This advice is directed at teachers, but it is also useful to tutors and parents.
Identify problems as early as possible. In the first week of class, assess all students’ needs through testing, in class writing, and interviews.
Meet privately to discuss problems with students. Show the students the problems you have found in their work. Then, let students tell you what they think their problems are, why they have those problems, and what they think should be done to solve the problems. If they deny there is a problem, be firm and go through their work with them to provide specific evidence for your concern. Students must recognize their problems before they can be fixed.
Listen to what students tell you.

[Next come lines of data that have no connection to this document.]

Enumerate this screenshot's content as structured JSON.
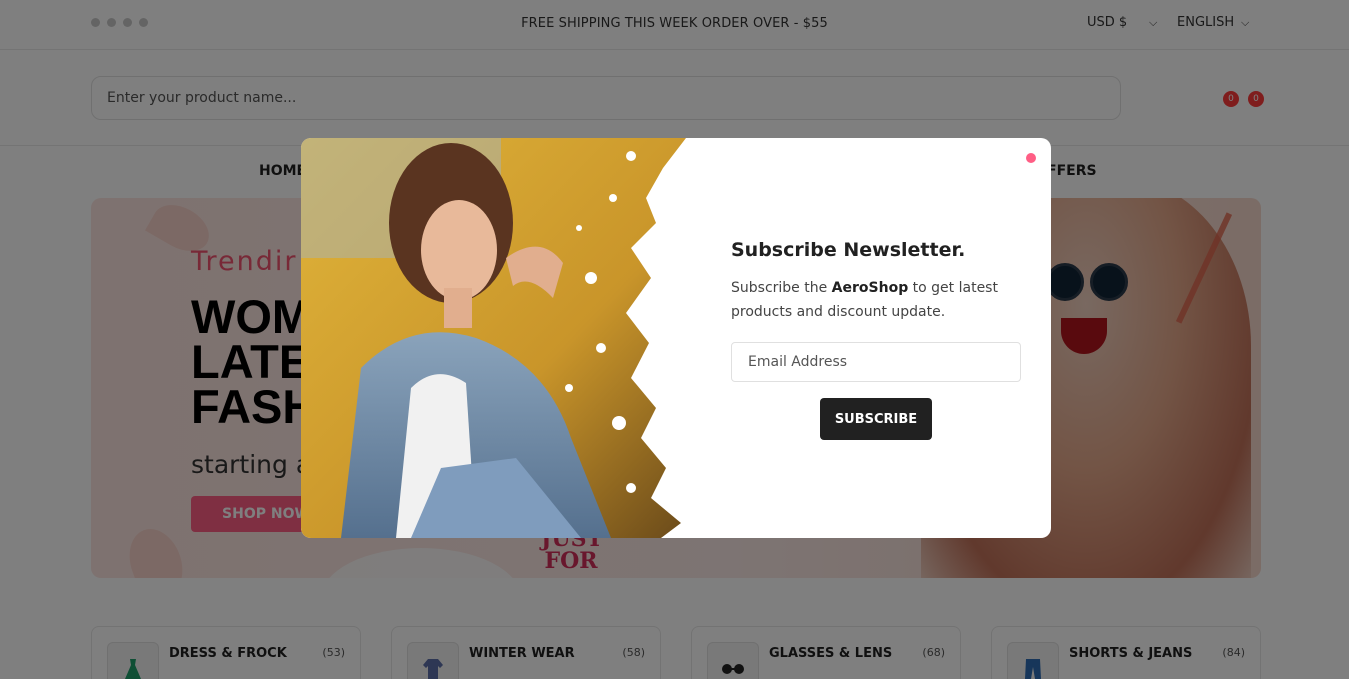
{
  "topbar": {
    "social_icons": [
      "facebook-icon",
      "twitter-icon",
      "instagram-icon",
      "linkedin-icon"
    ],
    "promo": "FREE SHIPPING THIS WEEK ORDER OVER - $55",
    "currency": "USD $",
    "language": "ENGLISH"
  },
  "header": {
    "search_placeholder": "Enter your product name...",
    "wishlist_count": "0",
    "cart_count": "0"
  },
  "nav": {
    "first_item": "HOME",
    "last_item": "FFERS"
  },
  "hero": {
    "subtitle": "Trendir",
    "title_lines": [
      "WOM",
      "LATES",
      "FASH"
    ],
    "price_text": "starting a",
    "button": "SHOP NOW",
    "badge": "JUST FOR you"
  },
  "categories": [
    {
      "name": "DRESS & FROCK",
      "count": "(53)",
      "icon": "dress-icon"
    },
    {
      "name": "WINTER WEAR",
      "count": "(58)",
      "icon": "coat-icon"
    },
    {
      "name": "GLASSES & LENS",
      "count": "(68)",
      "icon": "glasses-icon"
    },
    {
      "name": "SHORTS & JEANS",
      "count": "(84)",
      "icon": "jeans-icon"
    }
  ],
  "modal": {
    "heading": "Subscribe Newsletter.",
    "desc_before": "Subscribe the ",
    "brand": "AeroShop",
    "desc_after": " to get latest products and discount update.",
    "email_placeholder": "Email Address",
    "button": "SUBSCRIBE"
  },
  "colors": {
    "accent": "#ff5e85",
    "badge_red": "#ff3b3b",
    "dark": "#212121",
    "overlay": "rgba(0,0,0,0.5)"
  }
}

You can learn a lot about students’ problems simply by listening attentively and paying close attention to body language. Your assessments may have only revealed the symptoms of their problems, but not source of the problems. Show the student that you are interested, and be open and honest with them.
Work with students to create a plan of action. Help students to determine the best starting point, and to set goals you both agree are realistic. Then, work together to plan reasonable steps to reach those goals. It’s important that students think of this as their goals and their plans. Later, you can use these plans to remind students of what they said they wanted to achieve and offer support and encouragement through each of the steps.
Become a resource for students. Make yourself available for additional instruction and provide extra material at an appropriate level for each student’s needs. Offer to locate other resources such as tutoring (www.CanadianAcademicSuccess.com) or community services which can help the students.
Vary your approach in class to accommodate all learning styles. This is something that all the students in your class will benefit from. Because each student takes in information differently, a varied teaching style will allow different groups of students to display their strengths at different times. However, don’t tailor your classes for those weaker students at the expense of the stronger learners.
Offer encouragement. Meet with students before major tests or assignments to listen to their concerns and help them develop a positive attitude. Even when students do poorly, stress the areas where they have improved and help them to learn from their mistakes. Try not to pass students for effort, though, as that will not give them a realistic understanding of their results.
Don’t take your students failures personally. Sometimes, despite all your best efforts, a student will still not improve. Don’t blame yourself; in the end, students are responsible for their own successes and failures. Console yourself by saying that you did everything that you could.